The evening’s program combines archival snippets of great past productions with a number of actors appearing live on stage to perform a speech from a play with which they’re associated. In the most moving example, we see an old clip of Maggie Smith at her most hilariously mannered in a production of Noel Coward’s Hay Fever from her salad days, juxtaposed with the veteran actress of today as she recites a worldly-wise monologue from The Beaux’ Strategem, a Restoration comedy.
Another huge audience favorite, Judi Dench, appears to recreate two roles that won her the Olivier Award (London’s equivalent of the Tony Award) as best actress: as Cleopatra in Shakespeare’s Antony and Cleopatra and as aging actress Desiree Armfeldt in Stephen Sondheim’s A Little Night Music.
Among Britain’s younger contingent of stars, Benedict Cumberbatch appears in a scene from his past triumph in Tom Stoppard’s Rosencrantz and Guildenstern Are Dead, while Cumberbatch’s Sherlock nemesis, Andrew Scott, and Dominic Cooper perform a scene from Tony Kushner’s Angels in America.
The cast of 100 performers also includes such familiar faces as Christopher Eccleston, Joan Plowright, Ralph Fiennes, Michael Gambon, Penelope Keith, Helen Mirren and Derek Jacobi.

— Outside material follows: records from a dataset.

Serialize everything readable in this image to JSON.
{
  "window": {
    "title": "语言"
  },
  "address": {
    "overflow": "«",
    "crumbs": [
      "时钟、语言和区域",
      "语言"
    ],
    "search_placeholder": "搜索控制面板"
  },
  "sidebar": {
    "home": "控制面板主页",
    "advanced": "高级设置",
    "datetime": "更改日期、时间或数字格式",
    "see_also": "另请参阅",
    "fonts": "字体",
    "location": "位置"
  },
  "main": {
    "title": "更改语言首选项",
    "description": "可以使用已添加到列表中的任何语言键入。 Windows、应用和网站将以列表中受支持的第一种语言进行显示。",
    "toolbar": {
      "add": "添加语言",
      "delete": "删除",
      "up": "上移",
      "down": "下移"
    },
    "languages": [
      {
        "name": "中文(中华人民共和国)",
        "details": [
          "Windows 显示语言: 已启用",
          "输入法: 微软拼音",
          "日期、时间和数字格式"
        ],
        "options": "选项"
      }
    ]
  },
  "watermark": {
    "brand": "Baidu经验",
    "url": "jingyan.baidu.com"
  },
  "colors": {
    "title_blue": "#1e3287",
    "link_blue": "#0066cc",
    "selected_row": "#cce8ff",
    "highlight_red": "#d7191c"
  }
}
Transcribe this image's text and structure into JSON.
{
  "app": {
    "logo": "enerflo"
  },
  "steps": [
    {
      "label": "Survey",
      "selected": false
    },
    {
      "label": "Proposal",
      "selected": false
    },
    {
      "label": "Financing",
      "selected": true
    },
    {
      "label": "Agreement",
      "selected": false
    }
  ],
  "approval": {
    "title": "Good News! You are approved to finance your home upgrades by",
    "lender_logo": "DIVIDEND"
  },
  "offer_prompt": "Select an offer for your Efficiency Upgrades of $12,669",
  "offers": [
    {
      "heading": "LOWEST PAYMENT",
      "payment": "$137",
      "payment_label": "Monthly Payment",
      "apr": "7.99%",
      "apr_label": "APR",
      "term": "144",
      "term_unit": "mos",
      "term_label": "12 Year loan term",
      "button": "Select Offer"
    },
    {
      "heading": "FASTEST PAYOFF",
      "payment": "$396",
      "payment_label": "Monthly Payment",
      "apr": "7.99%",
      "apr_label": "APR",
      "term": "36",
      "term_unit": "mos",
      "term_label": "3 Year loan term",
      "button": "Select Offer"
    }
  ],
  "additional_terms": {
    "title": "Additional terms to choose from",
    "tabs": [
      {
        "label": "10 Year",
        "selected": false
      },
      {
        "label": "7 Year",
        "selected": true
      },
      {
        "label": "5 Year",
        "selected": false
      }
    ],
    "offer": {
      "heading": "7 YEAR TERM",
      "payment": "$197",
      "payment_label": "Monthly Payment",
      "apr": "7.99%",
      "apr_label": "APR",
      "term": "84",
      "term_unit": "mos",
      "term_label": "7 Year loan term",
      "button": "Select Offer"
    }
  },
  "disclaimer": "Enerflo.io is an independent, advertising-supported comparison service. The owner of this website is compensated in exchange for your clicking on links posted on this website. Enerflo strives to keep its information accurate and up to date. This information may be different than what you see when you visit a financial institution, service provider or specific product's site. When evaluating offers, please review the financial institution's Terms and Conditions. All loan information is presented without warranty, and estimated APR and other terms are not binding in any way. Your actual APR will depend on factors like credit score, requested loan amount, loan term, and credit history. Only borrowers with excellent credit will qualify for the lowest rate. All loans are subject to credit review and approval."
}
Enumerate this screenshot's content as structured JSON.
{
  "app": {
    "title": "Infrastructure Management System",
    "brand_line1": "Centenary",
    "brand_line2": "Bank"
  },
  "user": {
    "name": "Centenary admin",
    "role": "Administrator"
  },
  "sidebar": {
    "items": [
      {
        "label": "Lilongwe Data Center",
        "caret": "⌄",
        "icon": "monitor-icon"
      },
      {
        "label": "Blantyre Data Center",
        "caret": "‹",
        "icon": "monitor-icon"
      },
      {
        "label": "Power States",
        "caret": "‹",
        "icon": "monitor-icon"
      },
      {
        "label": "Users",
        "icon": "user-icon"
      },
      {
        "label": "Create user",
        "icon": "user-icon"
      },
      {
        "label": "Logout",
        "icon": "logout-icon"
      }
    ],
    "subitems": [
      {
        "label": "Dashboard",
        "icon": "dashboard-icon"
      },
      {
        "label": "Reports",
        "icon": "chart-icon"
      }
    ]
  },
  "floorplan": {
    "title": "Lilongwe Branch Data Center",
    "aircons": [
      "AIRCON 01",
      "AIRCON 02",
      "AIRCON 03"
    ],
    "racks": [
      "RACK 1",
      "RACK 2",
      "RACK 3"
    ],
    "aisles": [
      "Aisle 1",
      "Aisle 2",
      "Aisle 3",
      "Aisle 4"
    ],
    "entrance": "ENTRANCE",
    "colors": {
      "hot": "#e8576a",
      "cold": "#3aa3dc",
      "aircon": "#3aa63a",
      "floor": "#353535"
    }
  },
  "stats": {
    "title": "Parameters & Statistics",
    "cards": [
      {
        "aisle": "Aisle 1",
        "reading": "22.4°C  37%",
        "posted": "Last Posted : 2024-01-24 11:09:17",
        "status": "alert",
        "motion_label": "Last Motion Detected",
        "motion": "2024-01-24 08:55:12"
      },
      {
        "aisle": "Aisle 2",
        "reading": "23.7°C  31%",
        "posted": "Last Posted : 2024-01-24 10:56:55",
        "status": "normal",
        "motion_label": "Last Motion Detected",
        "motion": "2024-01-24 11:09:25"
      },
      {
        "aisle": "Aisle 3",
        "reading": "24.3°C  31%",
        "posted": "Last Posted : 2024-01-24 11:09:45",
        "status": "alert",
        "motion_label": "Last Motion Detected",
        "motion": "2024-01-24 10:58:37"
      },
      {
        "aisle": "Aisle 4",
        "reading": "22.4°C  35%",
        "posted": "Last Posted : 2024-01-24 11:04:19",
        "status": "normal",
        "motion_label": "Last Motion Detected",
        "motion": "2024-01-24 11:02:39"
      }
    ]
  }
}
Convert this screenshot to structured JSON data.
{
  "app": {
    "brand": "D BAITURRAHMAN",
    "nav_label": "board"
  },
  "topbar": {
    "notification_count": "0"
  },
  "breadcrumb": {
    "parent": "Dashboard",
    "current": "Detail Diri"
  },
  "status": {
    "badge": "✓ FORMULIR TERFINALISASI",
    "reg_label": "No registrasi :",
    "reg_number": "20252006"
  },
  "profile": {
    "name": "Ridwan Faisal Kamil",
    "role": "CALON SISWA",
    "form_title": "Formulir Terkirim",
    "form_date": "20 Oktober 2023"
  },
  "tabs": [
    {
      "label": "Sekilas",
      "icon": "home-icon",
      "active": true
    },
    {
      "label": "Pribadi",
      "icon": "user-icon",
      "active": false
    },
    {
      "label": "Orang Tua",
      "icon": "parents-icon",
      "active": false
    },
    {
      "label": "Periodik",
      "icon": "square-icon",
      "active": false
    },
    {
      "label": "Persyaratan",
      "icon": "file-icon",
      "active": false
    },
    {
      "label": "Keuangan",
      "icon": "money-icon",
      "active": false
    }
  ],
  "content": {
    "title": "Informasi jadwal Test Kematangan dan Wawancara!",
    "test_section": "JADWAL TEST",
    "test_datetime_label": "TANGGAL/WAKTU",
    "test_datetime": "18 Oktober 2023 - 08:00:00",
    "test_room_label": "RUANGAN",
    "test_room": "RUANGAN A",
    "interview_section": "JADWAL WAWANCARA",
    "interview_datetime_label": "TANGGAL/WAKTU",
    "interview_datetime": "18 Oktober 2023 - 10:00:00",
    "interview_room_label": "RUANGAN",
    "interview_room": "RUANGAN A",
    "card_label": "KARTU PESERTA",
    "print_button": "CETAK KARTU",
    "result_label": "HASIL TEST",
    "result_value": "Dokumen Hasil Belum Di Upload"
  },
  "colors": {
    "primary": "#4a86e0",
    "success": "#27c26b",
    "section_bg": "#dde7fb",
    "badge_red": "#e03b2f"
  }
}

As the program unfolds, the producers’ desire to pack as much as possible into two hours inevitably starts to feel like the video equivalent of picking one’s way through the greatest Whitman’s chocolate sampler of all time, as one great moment in English drama after another follows all too fleetingly on the other. Also, I do regret that not all plays or even featured performers are identified (for the record, that’s a singer named Clive Rowe bringing down the house in “Sit Down You’re Rockin’ the Boat” from Guys and Dolls).
Still, even if you can’t put a name to an occasional face or performance, there’s no missing that, in terms of quality per minute, National Theatre: 50 Years on Stage is an embarrassment of riches.
Benedict Cumberbatch

Benedict Cumberbatch appears as Rosenkrantz in Tom Stoppard’s ‘Rosenkrantz and Guildenstern Are Dead.’